- AIM OF THE EXERCISE: Which lines in the records below contain the word "inte"? Copy each one.

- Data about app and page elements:
◇ ◇ ◇ ◇

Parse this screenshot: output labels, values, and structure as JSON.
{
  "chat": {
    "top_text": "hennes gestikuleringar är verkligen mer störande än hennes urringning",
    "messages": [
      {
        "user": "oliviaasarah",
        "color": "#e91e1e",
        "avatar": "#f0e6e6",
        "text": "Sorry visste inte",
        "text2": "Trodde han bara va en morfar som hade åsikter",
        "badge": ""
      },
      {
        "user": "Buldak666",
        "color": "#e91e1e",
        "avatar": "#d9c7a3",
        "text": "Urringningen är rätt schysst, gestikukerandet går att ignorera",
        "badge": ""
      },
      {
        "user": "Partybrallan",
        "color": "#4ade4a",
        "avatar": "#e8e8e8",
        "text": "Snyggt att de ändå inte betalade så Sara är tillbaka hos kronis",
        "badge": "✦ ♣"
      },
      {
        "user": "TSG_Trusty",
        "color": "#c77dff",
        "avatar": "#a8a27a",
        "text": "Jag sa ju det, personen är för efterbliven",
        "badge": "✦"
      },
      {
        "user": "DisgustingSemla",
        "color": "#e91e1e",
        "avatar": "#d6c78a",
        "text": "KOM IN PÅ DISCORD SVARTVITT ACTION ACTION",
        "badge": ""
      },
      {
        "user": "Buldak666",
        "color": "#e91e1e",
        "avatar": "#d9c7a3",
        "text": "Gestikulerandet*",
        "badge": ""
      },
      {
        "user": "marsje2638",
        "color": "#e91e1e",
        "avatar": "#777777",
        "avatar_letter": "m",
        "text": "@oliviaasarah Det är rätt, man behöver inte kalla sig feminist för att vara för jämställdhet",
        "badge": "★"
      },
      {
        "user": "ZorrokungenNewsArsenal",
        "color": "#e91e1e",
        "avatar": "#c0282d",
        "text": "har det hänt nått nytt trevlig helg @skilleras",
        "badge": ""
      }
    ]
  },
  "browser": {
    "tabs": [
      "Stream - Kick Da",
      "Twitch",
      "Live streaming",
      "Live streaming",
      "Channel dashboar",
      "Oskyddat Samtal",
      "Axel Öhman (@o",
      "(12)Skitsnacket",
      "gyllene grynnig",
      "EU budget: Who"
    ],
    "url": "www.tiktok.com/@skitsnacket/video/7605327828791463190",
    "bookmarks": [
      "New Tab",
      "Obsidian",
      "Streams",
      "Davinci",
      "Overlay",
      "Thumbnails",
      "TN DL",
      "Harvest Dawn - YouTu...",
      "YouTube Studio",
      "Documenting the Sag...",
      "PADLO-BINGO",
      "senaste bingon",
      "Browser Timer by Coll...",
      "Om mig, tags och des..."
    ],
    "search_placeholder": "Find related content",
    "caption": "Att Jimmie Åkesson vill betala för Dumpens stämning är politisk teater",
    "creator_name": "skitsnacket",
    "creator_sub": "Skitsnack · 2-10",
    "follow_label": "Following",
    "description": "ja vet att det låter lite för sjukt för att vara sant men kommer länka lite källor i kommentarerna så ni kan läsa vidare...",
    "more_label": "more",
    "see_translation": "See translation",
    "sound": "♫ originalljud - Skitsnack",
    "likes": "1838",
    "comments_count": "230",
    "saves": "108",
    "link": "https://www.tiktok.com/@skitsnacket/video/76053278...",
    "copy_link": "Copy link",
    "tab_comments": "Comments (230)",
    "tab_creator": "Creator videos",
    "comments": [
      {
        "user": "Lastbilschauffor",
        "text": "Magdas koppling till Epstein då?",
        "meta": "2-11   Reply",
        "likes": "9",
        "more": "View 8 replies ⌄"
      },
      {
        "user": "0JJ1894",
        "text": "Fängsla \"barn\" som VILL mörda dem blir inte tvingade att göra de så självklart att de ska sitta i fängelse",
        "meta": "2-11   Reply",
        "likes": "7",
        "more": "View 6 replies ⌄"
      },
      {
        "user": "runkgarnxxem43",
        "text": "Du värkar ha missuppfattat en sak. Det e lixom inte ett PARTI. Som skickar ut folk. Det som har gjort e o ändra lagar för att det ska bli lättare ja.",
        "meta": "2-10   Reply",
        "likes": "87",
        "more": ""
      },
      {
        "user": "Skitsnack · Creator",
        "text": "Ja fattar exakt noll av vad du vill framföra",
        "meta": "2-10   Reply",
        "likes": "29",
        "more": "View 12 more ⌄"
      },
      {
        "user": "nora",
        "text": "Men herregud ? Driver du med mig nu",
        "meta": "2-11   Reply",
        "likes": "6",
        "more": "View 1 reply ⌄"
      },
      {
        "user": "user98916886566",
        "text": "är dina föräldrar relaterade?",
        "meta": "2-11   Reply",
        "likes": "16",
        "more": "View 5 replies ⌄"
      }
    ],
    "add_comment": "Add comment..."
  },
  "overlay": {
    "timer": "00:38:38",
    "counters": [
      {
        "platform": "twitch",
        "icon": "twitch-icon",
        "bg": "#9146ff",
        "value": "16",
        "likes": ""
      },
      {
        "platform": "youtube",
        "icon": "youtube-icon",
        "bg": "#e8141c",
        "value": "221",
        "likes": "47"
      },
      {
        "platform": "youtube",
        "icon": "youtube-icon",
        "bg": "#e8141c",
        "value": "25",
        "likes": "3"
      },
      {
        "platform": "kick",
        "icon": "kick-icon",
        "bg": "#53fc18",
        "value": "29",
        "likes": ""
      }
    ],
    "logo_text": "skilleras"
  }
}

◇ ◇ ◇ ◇

- RESPONSE:
        "text": "Sorry visste inte",
        "text": "Snyggt att de ändå inte betalade så Sara är tillbaka hos kronis",
        "text": "@oliviaasarah Det är rätt, man behöver inte kalla sig feminist för att vara för jämställdhet",
        "text": "Fängsla \"barn\" som VILL mörda dem blir inte tvingade att göra de så självklart att de ska sitta i fängelse",
        "text": "Du värkar ha missuppfattat en sak. Det e lixom inte ett PARTI. Som skickar ut folk. Det som har gjort e o ändra lagar för att det ska bli lättare ja.",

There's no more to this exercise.